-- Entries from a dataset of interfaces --
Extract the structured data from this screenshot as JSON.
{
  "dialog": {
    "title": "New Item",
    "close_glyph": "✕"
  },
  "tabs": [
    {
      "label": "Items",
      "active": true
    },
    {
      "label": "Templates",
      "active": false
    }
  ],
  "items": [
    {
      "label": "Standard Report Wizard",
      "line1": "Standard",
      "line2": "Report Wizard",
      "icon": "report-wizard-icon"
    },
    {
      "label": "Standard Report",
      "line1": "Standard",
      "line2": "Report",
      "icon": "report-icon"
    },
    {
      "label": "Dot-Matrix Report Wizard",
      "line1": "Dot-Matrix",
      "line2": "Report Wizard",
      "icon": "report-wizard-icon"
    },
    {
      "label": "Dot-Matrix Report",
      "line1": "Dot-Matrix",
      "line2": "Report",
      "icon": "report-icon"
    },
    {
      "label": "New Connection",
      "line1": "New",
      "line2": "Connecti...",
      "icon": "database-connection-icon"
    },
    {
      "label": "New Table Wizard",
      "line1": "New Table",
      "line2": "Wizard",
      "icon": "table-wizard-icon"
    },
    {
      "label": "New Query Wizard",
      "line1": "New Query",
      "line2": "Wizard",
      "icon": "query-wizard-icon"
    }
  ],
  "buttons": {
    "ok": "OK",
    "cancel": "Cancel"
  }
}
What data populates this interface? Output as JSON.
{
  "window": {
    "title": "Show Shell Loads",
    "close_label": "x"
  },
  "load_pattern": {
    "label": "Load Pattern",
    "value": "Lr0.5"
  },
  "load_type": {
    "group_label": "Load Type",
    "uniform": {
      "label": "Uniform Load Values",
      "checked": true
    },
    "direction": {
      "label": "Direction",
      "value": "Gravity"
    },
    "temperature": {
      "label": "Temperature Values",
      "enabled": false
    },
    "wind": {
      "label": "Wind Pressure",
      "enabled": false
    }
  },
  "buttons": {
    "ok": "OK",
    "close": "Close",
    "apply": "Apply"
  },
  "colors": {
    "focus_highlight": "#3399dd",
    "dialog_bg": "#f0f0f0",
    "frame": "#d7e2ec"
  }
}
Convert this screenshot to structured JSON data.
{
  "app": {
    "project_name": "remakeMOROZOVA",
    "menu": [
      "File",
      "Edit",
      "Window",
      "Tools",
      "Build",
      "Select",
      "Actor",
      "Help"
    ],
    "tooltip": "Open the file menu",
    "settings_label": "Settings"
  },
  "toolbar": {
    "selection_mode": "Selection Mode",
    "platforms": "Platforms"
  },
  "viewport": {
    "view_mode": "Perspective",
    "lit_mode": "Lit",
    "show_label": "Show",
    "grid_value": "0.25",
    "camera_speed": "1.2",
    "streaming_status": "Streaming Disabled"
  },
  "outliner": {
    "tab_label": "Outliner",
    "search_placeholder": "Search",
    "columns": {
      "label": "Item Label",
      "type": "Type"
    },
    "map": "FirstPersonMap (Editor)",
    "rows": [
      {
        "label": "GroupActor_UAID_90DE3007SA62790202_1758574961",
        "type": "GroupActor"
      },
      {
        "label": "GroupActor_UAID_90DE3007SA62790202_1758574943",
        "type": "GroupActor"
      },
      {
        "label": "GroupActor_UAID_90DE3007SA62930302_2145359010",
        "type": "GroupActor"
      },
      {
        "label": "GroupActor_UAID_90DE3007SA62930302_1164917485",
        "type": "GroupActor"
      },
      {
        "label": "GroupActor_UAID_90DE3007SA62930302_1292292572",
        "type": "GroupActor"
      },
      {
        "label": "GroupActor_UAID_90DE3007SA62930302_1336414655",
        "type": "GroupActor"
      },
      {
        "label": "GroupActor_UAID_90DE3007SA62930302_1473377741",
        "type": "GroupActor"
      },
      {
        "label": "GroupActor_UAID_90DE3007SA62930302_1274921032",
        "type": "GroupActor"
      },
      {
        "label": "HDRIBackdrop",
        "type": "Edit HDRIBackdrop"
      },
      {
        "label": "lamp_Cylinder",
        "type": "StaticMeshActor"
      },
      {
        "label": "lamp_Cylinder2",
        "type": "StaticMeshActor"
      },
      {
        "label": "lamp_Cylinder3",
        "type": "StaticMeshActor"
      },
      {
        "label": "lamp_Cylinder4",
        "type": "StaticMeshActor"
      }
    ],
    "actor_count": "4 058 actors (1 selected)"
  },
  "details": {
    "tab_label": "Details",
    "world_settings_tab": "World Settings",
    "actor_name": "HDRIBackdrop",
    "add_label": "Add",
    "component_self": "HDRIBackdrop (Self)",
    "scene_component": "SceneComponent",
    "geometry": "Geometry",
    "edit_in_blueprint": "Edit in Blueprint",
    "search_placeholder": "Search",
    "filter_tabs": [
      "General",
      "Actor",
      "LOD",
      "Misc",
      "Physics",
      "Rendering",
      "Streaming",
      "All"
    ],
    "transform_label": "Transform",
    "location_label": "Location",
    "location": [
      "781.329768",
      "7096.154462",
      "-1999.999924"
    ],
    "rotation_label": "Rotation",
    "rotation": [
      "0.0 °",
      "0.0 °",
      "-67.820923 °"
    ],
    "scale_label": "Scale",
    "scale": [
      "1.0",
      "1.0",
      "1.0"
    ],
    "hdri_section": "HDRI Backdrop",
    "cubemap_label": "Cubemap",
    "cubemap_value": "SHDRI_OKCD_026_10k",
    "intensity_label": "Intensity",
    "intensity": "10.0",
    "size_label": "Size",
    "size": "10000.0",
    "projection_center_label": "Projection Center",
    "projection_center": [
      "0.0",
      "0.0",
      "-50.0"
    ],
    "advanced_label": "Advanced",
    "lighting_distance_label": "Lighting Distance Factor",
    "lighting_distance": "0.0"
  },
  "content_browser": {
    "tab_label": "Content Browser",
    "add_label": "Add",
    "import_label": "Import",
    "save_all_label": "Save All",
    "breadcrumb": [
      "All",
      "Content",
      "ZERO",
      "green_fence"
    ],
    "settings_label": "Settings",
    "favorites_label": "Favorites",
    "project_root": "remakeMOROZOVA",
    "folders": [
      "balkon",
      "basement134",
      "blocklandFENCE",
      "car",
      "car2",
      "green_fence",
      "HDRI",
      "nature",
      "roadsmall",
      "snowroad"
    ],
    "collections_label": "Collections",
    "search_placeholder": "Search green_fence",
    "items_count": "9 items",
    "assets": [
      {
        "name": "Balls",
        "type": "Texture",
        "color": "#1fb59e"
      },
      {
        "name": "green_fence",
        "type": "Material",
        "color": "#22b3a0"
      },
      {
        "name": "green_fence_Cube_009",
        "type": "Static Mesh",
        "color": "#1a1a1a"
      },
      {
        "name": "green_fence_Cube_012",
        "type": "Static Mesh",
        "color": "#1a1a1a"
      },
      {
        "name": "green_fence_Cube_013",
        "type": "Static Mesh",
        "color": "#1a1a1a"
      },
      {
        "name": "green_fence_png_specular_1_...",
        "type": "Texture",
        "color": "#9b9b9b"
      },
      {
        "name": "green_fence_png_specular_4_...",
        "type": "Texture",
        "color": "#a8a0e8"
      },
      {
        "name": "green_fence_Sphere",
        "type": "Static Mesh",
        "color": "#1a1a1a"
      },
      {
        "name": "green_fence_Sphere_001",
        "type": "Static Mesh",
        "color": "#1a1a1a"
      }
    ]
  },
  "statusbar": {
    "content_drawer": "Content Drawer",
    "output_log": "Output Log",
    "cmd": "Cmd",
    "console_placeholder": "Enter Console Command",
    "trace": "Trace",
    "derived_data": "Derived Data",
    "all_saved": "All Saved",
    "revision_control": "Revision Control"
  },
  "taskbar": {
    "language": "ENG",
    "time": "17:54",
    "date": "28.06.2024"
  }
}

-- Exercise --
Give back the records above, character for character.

-- Response area --
Extract the structured data from this screenshot as JSON.
{
  "dialog": {
    "title": "New Item",
    "close_glyph": "✕"
  },
  "tabs": [
    {
      "label": "Items",
      "active": true
    },
    {
      "label": "Templates",
      "active": false
    }
  ],
  "items": [
    {
      "label": "Standard Report Wizard",
      "line1": "Standard",
      "line2": "Report Wizard",
      "icon": "report-wizard-icon"
    },
    {
      "label": "Standard Report",
      "line1": "Standard",
      "line2": "Report",
      "icon": "report-icon"
    },
    {
      "label": "Dot-Matrix Report Wizard",
      "line1": "Dot-Matrix",
      "line2": "Report Wizard",
      "icon": "report-wizard-icon"
    },
    {
      "label": "Dot-Matrix Report",
      "line1": "Dot-Matrix",
      "line2": "Report",
      "icon": "report-icon"
    },
    {
      "label": "New Connection",
      "line1": "New",
      "line2": "Connecti...",
      "icon": "database-connection-icon"
    },
    {
      "label": "New Table Wizard",
      "line1": "New Table",
      "line2": "Wizard",
      "icon": "table-wizard-icon"
    },
    {
      "label": "New Query Wizard",
      "line1": "New Query",
      "line2": "Wizard",
      "icon": "query-wizard-icon"
    }
  ],
  "buttons": {
    "ok": "OK",
    "cancel": "Cancel"
  }
}
What data populates this interface? Output as JSON.
{
  "window": {
    "title": "Show Shell Loads",
    "close_label": "x"
  },
  "load_pattern": {
    "label": "Load Pattern",
    "value": "Lr0.5"
  },
  "load_type": {
    "group_label": "Load Type",
    "uniform": {
      "label": "Uniform Load Values",
      "checked": true
    },
    "direction": {
      "label": "Direction",
      "value": "Gravity"
    },
    "temperature": {
      "label": "Temperature Values",
      "enabled": false
    },
    "wind": {
      "label": "Wind Pressure",
      "enabled": false
    }
  },
  "buttons": {
    "ok": "OK",
    "close": "Close",
    "apply": "Apply"
  },
  "colors": {
    "focus_highlight": "#3399dd",
    "dialog_bg": "#f0f0f0",
    "frame": "#d7e2ec"
  }
}
Convert this screenshot to structured JSON data.
{
  "app": {
    "project_name": "remakeMOROZOVA",
    "menu": [
      "File",
      "Edit",
      "Window",
      "Tools",
      "Build",
      "Select",
      "Actor",
      "Help"
    ],
    "tooltip": "Open the file menu",
    "settings_label": "Settings"
  },
  "toolbar": {
    "selection_mode": "Selection Mode",
    "platforms": "Platforms"
  },
  "viewport": {
    "view_mode": "Perspective",
    "lit_mode": "Lit",
    "show_label": "Show",
    "grid_value": "0.25",
    "camera_speed": "1.2",
    "streaming_status": "Streaming Disabled"
  },
  "outliner": {
    "tab_label": "Outliner",
    "search_placeholder": "Search",
    "columns": {
      "label": "Item Label",
      "type": "Type"
    },
    "map": "FirstPersonMap (Editor)",
    "rows": [
      {
        "label": "GroupActor_UAID_90DE3007SA62790202_1758574961",
        "type": "GroupActor"
      },
      {
        "label": "GroupActor_UAID_90DE3007SA62790202_1758574943",
        "type": "GroupActor"
      },
      {
        "label": "GroupActor_UAID_90DE3007SA62930302_2145359010",
        "type": "GroupActor"
      },
      {
        "label": "GroupActor_UAID_90DE3007SA62930302_1164917485",
        "type": "GroupActor"
      },
      {
        "label": "GroupActor_UAID_90DE3007SA62930302_1292292572",
        "type": "GroupActor"
      },
      {
        "label": "GroupActor_UAID_90DE3007SA62930302_1336414655",
        "type": "GroupActor"
      },
      {
        "label": "GroupActor_UAID_90DE3007SA62930302_1473377741",
        "type": "GroupActor"
      },
      {
        "label": "GroupActor_UAID_90DE3007SA62930302_1274921032",
        "type": "GroupActor"
      },
      {
        "label": "HDRIBackdrop",
        "type": "Edit HDRIBackdrop"
      },
      {
        "label": "lamp_Cylinder",
        "type": "StaticMeshActor"
      },
      {
        "label": "lamp_Cylinder2",
        "type": "StaticMeshActor"
      },
      {
        "label": "lamp_Cylinder3",
        "type": "StaticMeshActor"
      },
      {
        "label": "lamp_Cylinder4",
        "type": "StaticMeshActor"
      }
    ],
    "actor_count": "4 058 actors (1 selected)"
  },
  "details": {
    "tab_label": "Details",
    "world_settings_tab": "World Settings",
    "actor_name": "HDRIBackdrop",
    "add_label": "Add",
    "component_self": "HDRIBackdrop (Self)",
    "scene_component": "SceneComponent",
    "geometry": "Geometry",
    "edit_in_blueprint": "Edit in Blueprint",
    "search_placeholder": "Search",
    "filter_tabs": [
      "General",
      "Actor",
      "LOD",
      "Misc",
      "Physics",
      "Rendering",
      "Streaming",
      "All"
    ],
    "transform_label": "Transform",
    "location_label": "Location",
    "location": [
      "781.329768",
      "7096.154462",
      "-1999.999924"
    ],
    "rotation_label": "Rotation",
    "rotation": [
      "0.0 °",
      "0.0 °",
      "-67.820923 °"
    ],
    "scale_label": "Scale",
    "scale": [
      "1.0",
      "1.0",
      "1.0"
    ],
    "hdri_section": "HDRI Backdrop",
    "cubemap_label": "Cubemap",
    "cubemap_value": "SHDRI_OKCD_026_10k",
    "intensity_label": "Intensity",
    "intensity": "10.0",
    "size_label": "Size",
    "size": "10000.0",
    "projection_center_label": "Projection Center",
    "projection_center": [
      "0.0",
      "0.0",
      "-50.0"
    ],
    "advanced_label": "Advanced",
    "lighting_distance_label": "Lighting Distance Factor",
    "lighting_distance": "0.0"
  },
  "content_browser": {
    "tab_label": "Content Browser",
    "add_label": "Add",
    "import_label": "Import",
    "save_all_label": "Save All",
    "breadcrumb": [
      "All",
      "Content",
      "ZERO",
      "green_fence"
    ],
    "settings_label": "Settings",
    "favorites_label": "Favorites",
    "project_root": "remakeMOROZOVA",
    "folders": [
      "balkon",
      "basement134",
      "blocklandFENCE",
      "car",
      "car2",
      "green_fence",
      "HDRI",
      "nature",
      "roadsmall",
      "snowroad"
    ],
    "collections_label": "Collections",
    "search_placeholder": "Search green_fence",
    "items_count": "9 items",
    "assets": [
      {
        "name": "Balls",
        "type": "Texture",
        "color": "#1fb59e"
      },
      {
        "name": "green_fence",
        "type": "Material",
        "color": "#22b3a0"
      },
      {
        "name": "green_fence_Cube_009",
        "type": "Static Mesh",
        "color": "#1a1a1a"
      },
      {
        "name": "green_fence_Cube_012",
        "type": "Static Mesh",
        "color": "#1a1a1a"
      },
      {
        "name": "green_fence_Cube_013",
        "type": "Static Mesh",
        "color": "#1a1a1a"
      },
      {
        "name": "green_fence_png_specular_1_...",
        "type": "Texture",
        "color": "#9b9b9b"
      },
      {
        "name": "green_fence_png_specular_4_...",
        "type": "Texture",
        "color": "#a8a0e8"
      },
      {
        "name": "green_fence_Sphere",
        "type": "Static Mesh",
        "color": "#1a1a1a"
      },
      {
        "name": "green_fence_Sphere_001",
        "type": "Static Mesh",
        "color": "#1a1a1a"
      }
    ]
  },
  "statusbar": {
    "content_drawer": "Content Drawer",
    "output_log": "Output Log",
    "cmd": "Cmd",
    "console_placeholder": "Enter Console Command",
    "trace": "Trace",
    "derived_data": "Derived Data",
    "all_saved": "All Saved",
    "revision_control": "Revision Control"
  },
  "taskbar": {
    "language": "ENG",
    "time": "17:54",
    "date": "28.06.2024"
  }
}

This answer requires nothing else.